>The organism is inherently selfish, and would betray other assimilated organisms to attain its goals.
I don't think it's selfish since all assimilated organisms are really just pieces of one whole. Yes it will sacrifice assimilated pieces, but only to protect the greater whole by causing diversions or drawing attention away from its main self.
That's pretty much what he's done his whole career.
For awhile after Kojima left I as hoping they might hand the Silent Hill project over to John Carpenter. It would have been even better.
Yeah, but add his name to it and you'll already grab big interest.
Say Carpenter was a writer and let him compose a song. It could work depending on if he has good ideas left in him.
Yeah I get that.
They had a lot of physical props? Maybe the movie would have looked a bit better with those physical ones. But I do have to admit despite its' flaws the movie did give me the same type of scare that the original thing did, just not to the same degree unfortunately.
>I don't think it's selfish since all assimilated organisms are really just pieces of one whole
Wrong. Each piece has it's own independent survival instinct. MacReady-thing had a better chance of making it out of the quarantine area, and allowing a human to witness it's aiding the other organism's destruction ensures no suspicion will be raised toward it. They are not a hive mind.
This. Plus it has all the characteristics of a movie that neckbeard hipster faggots end up praising, in addition to being old. Every movie made around that time period is considered the best thing ever by the people here.
>which makes it clear it's one organism that can split itself at will but still only has one mind
No read the John Campbell story. Even in the MOVIE, even piece was an individual which its own instinct for survival. That's why Norris head fled the other section of the body. It's supposed to be a highly selfish organism.
> Krager attempts to add to the thread

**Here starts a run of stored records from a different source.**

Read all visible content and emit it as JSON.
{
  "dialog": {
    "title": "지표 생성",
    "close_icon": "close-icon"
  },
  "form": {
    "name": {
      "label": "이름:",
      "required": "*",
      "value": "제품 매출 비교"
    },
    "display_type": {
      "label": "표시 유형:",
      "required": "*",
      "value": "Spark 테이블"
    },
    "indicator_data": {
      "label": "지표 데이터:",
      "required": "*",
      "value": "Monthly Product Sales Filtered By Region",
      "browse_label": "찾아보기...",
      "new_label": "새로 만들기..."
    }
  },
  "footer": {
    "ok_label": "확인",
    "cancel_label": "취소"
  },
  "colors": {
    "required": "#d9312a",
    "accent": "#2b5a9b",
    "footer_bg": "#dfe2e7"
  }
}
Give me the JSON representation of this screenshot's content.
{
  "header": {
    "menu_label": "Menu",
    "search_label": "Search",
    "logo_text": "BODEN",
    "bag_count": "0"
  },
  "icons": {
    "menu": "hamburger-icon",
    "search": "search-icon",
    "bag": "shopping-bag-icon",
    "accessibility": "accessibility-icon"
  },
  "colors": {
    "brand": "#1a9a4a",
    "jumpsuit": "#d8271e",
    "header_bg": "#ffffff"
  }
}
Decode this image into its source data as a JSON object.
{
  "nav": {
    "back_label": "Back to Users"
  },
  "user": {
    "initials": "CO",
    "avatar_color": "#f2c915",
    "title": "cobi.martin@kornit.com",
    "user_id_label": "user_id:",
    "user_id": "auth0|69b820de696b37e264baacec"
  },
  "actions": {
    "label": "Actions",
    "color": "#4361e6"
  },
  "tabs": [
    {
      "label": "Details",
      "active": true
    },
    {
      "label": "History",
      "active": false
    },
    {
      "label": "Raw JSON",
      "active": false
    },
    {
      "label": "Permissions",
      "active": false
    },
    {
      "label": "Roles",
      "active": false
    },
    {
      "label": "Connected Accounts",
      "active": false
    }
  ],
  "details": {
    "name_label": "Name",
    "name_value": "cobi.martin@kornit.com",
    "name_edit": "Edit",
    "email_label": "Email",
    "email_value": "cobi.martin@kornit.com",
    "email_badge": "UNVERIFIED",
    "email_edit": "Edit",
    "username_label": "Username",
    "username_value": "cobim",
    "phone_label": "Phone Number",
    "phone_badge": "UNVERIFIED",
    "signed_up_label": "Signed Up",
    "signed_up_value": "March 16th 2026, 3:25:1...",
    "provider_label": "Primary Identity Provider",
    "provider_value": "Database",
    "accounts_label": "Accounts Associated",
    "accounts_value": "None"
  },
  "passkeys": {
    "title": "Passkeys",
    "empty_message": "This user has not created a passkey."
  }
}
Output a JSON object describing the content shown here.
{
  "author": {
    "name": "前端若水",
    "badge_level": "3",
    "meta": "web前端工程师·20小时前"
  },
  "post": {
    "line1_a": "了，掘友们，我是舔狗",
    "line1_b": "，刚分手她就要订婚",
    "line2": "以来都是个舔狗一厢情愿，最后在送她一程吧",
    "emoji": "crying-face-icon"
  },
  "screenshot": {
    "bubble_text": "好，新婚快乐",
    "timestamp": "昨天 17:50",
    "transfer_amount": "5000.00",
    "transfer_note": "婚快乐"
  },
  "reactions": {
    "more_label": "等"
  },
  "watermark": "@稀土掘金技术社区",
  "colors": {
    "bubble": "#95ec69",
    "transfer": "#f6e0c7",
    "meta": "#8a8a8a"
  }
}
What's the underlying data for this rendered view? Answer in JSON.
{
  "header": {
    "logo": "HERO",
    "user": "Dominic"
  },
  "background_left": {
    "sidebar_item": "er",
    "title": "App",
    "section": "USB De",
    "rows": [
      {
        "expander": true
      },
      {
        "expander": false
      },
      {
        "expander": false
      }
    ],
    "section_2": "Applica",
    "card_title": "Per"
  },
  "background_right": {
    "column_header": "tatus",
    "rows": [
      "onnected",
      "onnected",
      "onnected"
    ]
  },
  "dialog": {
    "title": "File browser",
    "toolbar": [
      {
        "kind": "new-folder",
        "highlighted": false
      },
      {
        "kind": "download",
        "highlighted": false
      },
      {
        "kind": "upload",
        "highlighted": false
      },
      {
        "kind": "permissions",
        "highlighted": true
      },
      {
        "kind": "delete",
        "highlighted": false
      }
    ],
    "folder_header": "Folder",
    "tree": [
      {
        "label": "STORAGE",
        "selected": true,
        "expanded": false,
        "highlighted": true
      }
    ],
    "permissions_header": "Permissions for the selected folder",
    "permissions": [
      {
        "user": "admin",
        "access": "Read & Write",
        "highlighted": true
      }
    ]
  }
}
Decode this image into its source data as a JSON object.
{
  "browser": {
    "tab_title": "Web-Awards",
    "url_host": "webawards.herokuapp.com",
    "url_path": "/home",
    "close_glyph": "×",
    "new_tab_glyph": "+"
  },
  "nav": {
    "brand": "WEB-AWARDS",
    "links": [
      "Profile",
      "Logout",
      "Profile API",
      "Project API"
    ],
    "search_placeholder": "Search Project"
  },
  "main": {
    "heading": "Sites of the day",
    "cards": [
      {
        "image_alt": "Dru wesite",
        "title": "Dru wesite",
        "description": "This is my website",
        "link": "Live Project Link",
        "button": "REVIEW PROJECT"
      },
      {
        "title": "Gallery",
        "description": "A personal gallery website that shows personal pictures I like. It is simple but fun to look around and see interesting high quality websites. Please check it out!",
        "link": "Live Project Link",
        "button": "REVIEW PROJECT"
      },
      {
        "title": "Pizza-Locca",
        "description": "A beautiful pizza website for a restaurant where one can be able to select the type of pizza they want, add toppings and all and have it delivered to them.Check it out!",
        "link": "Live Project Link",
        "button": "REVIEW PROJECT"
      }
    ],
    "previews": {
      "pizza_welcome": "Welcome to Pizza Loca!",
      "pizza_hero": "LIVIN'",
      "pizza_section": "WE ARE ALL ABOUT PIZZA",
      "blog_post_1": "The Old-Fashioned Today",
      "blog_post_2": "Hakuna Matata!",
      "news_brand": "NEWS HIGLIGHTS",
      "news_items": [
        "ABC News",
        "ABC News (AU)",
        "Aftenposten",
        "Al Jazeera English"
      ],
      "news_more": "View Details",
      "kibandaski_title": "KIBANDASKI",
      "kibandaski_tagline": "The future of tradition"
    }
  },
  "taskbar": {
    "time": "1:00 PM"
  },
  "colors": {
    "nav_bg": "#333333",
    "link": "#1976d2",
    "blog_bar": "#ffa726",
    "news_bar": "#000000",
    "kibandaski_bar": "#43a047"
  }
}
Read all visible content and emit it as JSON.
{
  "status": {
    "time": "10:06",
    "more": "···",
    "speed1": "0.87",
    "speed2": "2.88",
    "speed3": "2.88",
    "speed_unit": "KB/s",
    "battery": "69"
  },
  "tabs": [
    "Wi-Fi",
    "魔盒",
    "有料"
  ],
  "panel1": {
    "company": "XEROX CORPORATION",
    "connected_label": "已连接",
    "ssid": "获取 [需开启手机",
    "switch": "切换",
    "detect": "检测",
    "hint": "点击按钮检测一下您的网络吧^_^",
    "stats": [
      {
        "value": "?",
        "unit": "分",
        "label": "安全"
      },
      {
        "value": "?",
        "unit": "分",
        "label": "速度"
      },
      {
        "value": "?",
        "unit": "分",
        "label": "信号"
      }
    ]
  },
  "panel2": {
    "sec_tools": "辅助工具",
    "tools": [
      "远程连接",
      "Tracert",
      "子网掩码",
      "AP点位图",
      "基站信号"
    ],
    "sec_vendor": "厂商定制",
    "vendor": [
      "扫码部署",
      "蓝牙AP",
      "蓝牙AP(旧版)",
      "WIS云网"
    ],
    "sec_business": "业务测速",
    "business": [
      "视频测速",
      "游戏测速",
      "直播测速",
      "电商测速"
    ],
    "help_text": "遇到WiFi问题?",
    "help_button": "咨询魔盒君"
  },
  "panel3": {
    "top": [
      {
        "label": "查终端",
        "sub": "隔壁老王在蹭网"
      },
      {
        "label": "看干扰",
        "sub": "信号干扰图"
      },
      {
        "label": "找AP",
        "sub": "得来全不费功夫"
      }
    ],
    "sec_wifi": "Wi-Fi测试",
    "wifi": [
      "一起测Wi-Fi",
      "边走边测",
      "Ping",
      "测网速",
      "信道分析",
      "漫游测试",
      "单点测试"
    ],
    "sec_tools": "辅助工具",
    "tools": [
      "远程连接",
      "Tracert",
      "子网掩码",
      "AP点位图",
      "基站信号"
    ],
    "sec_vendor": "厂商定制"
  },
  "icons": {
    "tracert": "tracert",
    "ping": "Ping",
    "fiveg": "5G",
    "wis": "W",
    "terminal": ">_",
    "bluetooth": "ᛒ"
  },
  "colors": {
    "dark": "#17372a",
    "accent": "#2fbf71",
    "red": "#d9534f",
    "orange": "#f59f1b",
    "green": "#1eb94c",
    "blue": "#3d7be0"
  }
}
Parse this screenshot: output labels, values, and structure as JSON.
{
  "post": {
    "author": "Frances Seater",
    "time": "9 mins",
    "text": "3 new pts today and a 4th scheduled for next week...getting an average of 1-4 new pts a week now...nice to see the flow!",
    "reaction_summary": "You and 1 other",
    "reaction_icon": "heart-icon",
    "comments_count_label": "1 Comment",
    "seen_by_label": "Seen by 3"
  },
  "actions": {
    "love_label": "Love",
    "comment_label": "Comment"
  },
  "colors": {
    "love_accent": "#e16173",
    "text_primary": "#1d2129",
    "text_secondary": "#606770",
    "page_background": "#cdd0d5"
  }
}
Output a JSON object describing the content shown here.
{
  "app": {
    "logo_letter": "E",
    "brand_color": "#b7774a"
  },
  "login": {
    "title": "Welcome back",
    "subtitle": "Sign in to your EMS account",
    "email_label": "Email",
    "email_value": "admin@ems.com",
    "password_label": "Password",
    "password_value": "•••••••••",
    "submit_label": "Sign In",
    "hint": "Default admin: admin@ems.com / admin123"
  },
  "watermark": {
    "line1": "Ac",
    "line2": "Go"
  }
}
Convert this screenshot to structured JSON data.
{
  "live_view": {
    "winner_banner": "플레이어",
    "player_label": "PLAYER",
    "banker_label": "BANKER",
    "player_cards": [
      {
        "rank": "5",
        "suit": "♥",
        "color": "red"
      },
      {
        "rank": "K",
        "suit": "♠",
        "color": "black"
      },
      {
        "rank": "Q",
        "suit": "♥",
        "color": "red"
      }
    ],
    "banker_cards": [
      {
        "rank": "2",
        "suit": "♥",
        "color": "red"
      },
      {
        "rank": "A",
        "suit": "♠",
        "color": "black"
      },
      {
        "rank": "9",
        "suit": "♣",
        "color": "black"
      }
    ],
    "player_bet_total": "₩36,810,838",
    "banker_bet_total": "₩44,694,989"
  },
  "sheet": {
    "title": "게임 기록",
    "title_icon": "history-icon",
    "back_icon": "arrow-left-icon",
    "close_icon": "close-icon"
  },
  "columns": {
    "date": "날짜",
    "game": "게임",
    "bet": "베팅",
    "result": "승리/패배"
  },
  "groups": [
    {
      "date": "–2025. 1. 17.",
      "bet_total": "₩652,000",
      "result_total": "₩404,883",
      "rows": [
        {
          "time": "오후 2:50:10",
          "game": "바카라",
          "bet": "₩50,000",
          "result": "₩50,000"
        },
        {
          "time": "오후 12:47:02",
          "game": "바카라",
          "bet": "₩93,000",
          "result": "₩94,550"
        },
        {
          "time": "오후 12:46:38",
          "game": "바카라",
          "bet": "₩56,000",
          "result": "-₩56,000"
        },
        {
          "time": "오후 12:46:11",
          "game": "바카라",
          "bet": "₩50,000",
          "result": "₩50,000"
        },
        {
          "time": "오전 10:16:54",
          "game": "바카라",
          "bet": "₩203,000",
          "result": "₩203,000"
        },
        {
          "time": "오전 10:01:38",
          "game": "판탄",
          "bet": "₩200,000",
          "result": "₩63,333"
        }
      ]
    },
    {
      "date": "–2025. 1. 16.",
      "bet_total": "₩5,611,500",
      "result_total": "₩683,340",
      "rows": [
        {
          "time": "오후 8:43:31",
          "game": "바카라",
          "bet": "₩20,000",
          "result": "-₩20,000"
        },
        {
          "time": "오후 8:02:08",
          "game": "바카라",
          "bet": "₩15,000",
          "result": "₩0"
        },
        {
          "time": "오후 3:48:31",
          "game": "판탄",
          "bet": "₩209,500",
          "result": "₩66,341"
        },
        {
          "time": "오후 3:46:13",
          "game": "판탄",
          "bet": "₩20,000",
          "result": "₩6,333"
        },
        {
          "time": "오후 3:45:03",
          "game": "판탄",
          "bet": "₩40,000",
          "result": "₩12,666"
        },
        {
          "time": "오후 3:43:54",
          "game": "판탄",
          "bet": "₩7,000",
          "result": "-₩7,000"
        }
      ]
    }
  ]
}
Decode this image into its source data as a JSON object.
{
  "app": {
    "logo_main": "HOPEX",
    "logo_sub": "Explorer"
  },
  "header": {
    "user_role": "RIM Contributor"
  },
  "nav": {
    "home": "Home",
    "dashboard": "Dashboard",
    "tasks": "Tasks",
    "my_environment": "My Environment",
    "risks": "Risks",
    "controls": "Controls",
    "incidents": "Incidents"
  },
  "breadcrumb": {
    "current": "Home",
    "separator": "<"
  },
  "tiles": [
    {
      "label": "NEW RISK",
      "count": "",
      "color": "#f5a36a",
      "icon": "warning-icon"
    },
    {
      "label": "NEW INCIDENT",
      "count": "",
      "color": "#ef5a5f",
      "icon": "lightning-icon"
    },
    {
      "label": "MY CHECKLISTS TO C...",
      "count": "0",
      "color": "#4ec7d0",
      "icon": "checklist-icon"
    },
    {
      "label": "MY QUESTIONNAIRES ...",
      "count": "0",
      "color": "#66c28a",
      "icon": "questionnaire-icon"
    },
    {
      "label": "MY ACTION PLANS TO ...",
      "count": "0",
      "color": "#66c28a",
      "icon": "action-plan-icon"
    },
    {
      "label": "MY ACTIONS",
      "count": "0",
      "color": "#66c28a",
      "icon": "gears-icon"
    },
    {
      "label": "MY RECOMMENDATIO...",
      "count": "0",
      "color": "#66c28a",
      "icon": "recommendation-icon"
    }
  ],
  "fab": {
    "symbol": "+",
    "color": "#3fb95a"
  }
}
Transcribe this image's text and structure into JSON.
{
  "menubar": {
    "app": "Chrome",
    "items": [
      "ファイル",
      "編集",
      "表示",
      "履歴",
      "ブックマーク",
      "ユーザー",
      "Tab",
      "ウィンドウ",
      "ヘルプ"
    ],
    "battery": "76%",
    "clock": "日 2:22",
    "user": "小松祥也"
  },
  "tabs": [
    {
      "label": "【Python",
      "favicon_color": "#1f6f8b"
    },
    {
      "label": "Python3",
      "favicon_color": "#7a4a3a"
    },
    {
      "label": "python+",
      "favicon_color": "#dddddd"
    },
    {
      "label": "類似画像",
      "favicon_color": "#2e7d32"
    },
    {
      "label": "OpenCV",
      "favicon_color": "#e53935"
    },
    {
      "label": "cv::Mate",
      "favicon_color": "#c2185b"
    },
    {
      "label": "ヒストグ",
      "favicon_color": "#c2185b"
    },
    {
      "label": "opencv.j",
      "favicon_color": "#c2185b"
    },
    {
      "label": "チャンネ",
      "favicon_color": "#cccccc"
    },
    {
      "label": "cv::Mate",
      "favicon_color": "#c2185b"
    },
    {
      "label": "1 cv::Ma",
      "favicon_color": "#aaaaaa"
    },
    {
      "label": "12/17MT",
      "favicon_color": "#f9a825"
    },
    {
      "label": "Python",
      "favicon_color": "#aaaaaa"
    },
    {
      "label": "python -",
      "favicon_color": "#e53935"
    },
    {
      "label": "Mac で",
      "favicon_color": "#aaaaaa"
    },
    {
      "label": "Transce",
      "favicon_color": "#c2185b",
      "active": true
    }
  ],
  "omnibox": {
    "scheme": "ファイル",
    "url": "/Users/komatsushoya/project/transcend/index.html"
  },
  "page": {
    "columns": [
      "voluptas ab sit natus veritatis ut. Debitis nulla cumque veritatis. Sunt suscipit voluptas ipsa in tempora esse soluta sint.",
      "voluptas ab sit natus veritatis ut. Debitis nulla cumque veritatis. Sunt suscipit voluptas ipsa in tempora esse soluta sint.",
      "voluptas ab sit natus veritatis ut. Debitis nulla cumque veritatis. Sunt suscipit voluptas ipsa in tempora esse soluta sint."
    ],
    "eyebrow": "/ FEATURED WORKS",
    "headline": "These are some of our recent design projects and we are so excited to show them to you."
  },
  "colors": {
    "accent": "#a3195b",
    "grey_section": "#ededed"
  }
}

> anon talks shit and wastes everyone's time
You sound pretty faggy to me, anon.
> calls Krager a newfag
> doesn't know Krager's been posting for a while now.
Lurk moar or kill yourself, you underaged faggot.
I can see why it was blasted by critics personally. The characters are not deep or interesting. You are given no real reason to care about them and a lot of assumptions are made by the characters that can be supported.
However Critics have come to realize (mostly) they could not see the forest for the trees. They were looking too much at specifics that are usually important that they failed to observe the movie as a whole.
As a whole it is an execellent suspense movie that works as a psychological thriller and monster movie. Also though the characters are not deep they are well acted and you don't automatically need deep characters to tell a good story.
>bros, something has infiltrated our tight knit group and is making our former friends hostile
>doesn't even need an alien for them to turn on each other
>goddamnit, you sluts can't find your own man!